Set down the data below word for word, and leave the images aside.
______________________________
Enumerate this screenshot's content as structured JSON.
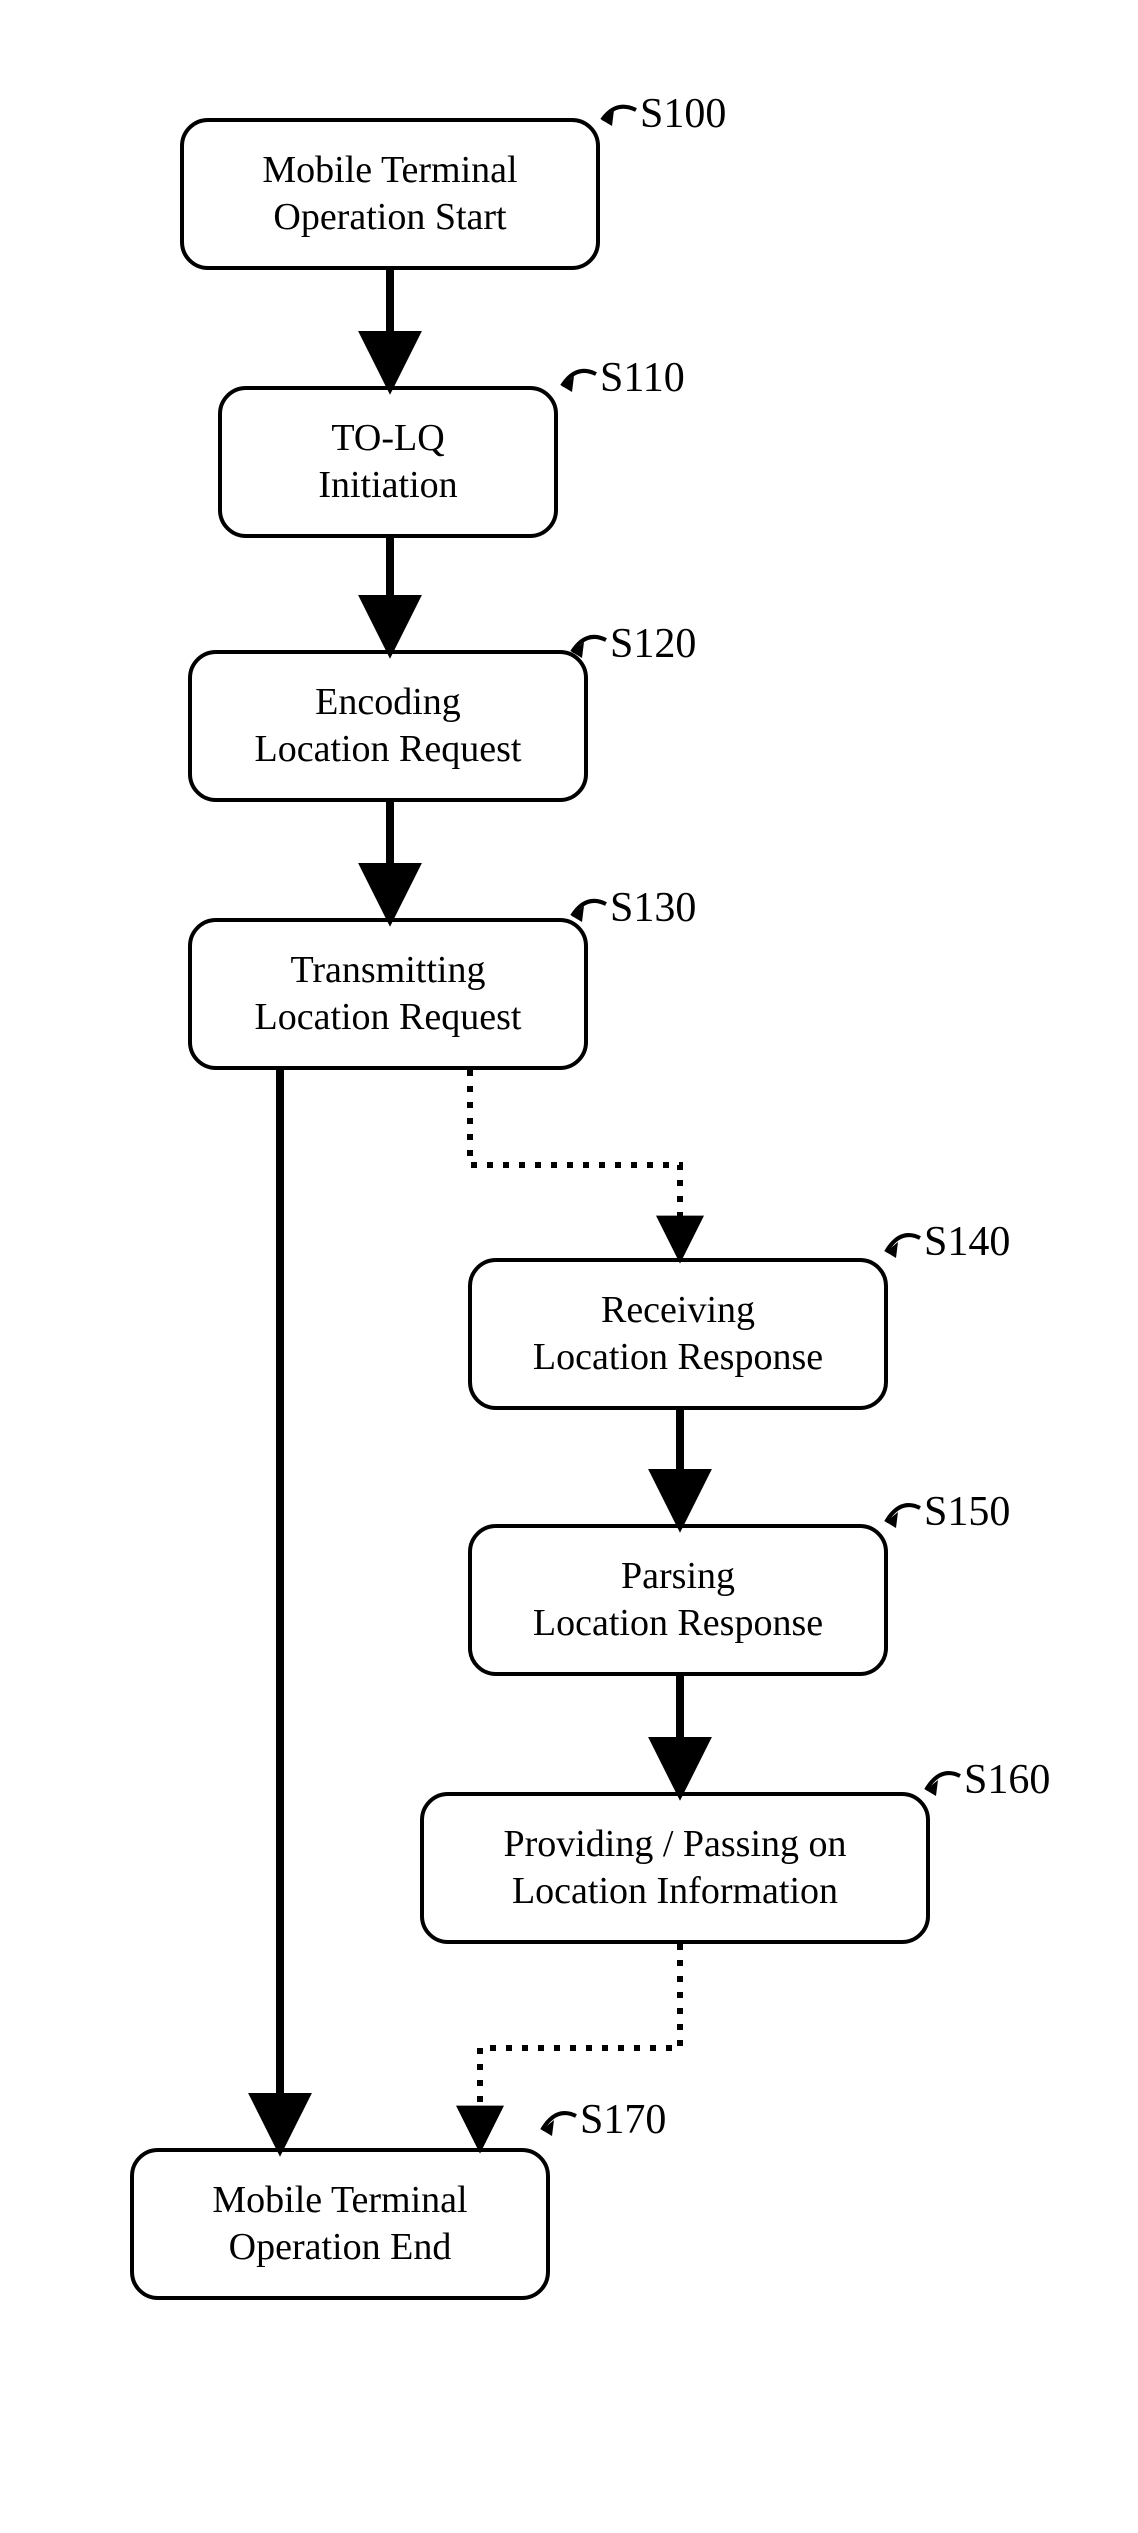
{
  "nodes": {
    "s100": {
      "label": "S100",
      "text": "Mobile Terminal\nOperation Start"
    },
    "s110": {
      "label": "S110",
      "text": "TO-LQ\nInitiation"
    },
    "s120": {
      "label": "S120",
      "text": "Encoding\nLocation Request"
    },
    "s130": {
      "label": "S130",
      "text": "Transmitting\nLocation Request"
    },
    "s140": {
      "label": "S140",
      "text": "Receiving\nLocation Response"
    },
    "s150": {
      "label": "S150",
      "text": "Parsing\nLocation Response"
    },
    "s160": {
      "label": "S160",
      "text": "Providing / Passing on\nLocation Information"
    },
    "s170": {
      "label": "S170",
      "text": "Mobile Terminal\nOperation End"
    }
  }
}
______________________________
## Result for this exercise:
Enumerate this screenshot's content as structured JSON.
{
  "nodes": {
    "s100": {
      "label": "S100",
      "text": "Mobile Terminal\nOperation Start"
    },
    "s110": {
      "label": "S110",
      "text": "TO-LQ\nInitiation"
    },
    "s120": {
      "label": "S120",
      "text": "Encoding\nLocation Request"
    },
    "s130": {
      "label": "S130",
      "text": "Transmitting\nLocation Request"
    },
    "s140": {
      "label": "S140",
      "text": "Receiving\nLocation Response"
    },
    "s150": {
      "label": "S150",
      "text": "Parsing\nLocation Response"
    },
    "s160": {
      "label": "S160",
      "text": "Providing / Passing on\nLocation Information"
    },
    "s170": {
      "label": "S170",
      "text": "Mobile Terminal\nOperation End"
    }
  }
}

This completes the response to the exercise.